### REQUIREMENT
Copy down all of the data underneath, exactly as shown.

MATERIAL FOR THIS EXERCISE START

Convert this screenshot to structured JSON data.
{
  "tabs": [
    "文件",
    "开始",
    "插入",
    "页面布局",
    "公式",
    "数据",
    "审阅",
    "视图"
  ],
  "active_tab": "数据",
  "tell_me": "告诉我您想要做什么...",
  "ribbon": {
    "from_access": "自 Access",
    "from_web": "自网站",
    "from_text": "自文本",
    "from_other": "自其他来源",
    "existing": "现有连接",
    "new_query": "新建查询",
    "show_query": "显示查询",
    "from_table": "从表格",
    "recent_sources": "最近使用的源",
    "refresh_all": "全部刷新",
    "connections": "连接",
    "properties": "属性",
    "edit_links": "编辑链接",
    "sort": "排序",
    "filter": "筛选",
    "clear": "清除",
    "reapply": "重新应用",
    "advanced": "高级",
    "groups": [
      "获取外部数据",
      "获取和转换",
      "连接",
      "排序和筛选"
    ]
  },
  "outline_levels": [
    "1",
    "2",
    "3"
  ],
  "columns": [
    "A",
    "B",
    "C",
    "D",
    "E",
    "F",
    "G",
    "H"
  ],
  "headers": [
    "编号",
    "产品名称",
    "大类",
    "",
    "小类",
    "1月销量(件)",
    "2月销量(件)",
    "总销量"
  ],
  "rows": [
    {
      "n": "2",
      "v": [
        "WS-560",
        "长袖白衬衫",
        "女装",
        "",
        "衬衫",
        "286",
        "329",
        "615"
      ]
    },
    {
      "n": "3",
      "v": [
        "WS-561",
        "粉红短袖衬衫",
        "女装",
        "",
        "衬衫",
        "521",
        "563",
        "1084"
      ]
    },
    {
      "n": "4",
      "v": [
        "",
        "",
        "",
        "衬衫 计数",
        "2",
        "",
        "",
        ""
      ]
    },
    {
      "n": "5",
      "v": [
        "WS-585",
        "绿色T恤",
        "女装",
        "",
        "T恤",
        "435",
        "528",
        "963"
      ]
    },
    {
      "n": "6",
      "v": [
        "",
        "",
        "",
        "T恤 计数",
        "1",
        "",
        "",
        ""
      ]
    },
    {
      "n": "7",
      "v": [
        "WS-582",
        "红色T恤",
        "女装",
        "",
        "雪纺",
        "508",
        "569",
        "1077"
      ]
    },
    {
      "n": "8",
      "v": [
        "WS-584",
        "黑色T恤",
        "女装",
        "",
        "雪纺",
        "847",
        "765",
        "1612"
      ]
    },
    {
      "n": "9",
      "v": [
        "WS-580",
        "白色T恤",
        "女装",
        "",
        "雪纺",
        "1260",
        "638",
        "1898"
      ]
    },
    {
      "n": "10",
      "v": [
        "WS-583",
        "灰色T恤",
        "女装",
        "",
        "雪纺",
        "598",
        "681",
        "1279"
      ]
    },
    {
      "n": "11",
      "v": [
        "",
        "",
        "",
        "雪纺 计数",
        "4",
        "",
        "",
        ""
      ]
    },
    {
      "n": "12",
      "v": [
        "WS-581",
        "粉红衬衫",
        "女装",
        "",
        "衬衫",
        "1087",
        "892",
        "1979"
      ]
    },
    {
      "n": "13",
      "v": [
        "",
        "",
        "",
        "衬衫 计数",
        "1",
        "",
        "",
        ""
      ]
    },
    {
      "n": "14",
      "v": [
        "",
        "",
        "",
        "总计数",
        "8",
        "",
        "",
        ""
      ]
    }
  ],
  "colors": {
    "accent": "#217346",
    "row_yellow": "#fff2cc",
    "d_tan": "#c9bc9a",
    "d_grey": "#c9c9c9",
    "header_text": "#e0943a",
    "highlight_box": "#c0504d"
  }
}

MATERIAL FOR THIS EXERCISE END

### EXERCISE ANSWER
Convert this screenshot to structured JSON data.
{
  "tabs": [
    "文件",
    "开始",
    "插入",
    "页面布局",
    "公式",
    "数据",
    "审阅",
    "视图"
  ],
  "active_tab": "数据",
  "tell_me": "告诉我您想要做什么...",
  "ribbon": {
    "from_access": "自 Access",
    "from_web": "自网站",
    "from_text": "自文本",
    "from_other": "自其他来源",
    "existing": "现有连接",
    "new_query": "新建查询",
    "show_query": "显示查询",
    "from_table": "从表格",
    "recent_sources": "最近使用的源",
    "refresh_all": "全部刷新",
    "connections": "连接",
    "properties": "属性",
    "edit_links": "编辑链接",
    "sort": "排序",
    "filter": "筛选",
    "clear": "清除",
    "reapply": "重新应用",
    "advanced": "高级",
    "groups": [
      "获取外部数据",
      "获取和转换",
      "连接",
      "排序和筛选"
    ]
  },
  "outline_levels": [
    "1",
    "2",
    "3"
  ],
  "columns": [
    "A",
    "B",
    "C",
    "D",
    "E",
    "F",
    "G",
    "H"
  ],
  "headers": [
    "编号",
    "产品名称",
    "大类",
    "",
    "小类",
    "1月销量(件)",
    "2月销量(件)",
    "总销量"
  ],
  "rows": [
    {
      "n": "2",
      "v": [
        "WS-560",
        "长袖白衬衫",
        "女装",
        "",
        "衬衫",
        "286",
        "329",
        "615"
      ]
    },
    {
      "n": "3",
      "v": [
        "WS-561",
        "粉红短袖衬衫",
        "女装",
        "",
        "衬衫",
        "521",
        "563",
        "1084"
      ]
    },
    {
      "n": "4",
      "v": [
        "",
        "",
        "",
        "衬衫 计数",
        "2",
        "",
        "",
        ""
      ]
    },
    {
      "n": "5",
      "v": [
        "WS-585",
        "绿色T恤",
        "女装",
        "",
        "T恤",
        "435",
        "528",
        "963"
      ]
    },
    {
      "n": "6",
      "v": [
        "",
        "",
        "",
        "T恤 计数",
        "1",
        "",
        "",
        ""
      ]
    },
    {
      "n": "7",
      "v": [
        "WS-582",
        "红色T恤",
        "女装",
        "",
        "雪纺",
        "508",
        "569",
        "1077"
      ]
    },
    {
      "n": "8",
      "v": [
        "WS-584",
        "黑色T恤",
        "女装",
        "",
        "雪纺",
        "847",
        "765",
        "1612"
      ]
    },
    {
      "n": "9",
      "v": [
        "WS-580",
        "白色T恤",
        "女装",
        "",
        "雪纺",
        "1260",
        "638",
        "1898"
      ]
    },
    {
      "n": "10",
      "v": [
        "WS-583",
        "灰色T恤",
        "女装",
        "",
        "雪纺",
        "598",
        "681",
        "1279"
      ]
    },
    {
      "n": "11",
      "v": [
        "",
        "",
        "",
        "雪纺 计数",
        "4",
        "",
        "",
        ""
      ]
    },
    {
      "n": "12",
      "v": [
        "WS-581",
        "粉红衬衫",
        "女装",
        "",
        "衬衫",
        "1087",
        "892",
        "1979"
      ]
    },
    {
      "n": "13",
      "v": [
        "",
        "",
        "",
        "衬衫 计数",
        "1",
        "",
        "",
        ""
      ]
    },
    {
      "n": "14",
      "v": [
        "",
        "",
        "",
        "总计数",
        "8",
        "",
        "",
        ""
      ]
    }
  ],
  "colors": {
    "accent": "#217346",
    "row_yellow": "#fff2cc",
    "d_tan": "#c9bc9a",
    "d_grey": "#c9c9c9",
    "header_text": "#e0943a",
    "highlight_box": "#c0504d"
  }
}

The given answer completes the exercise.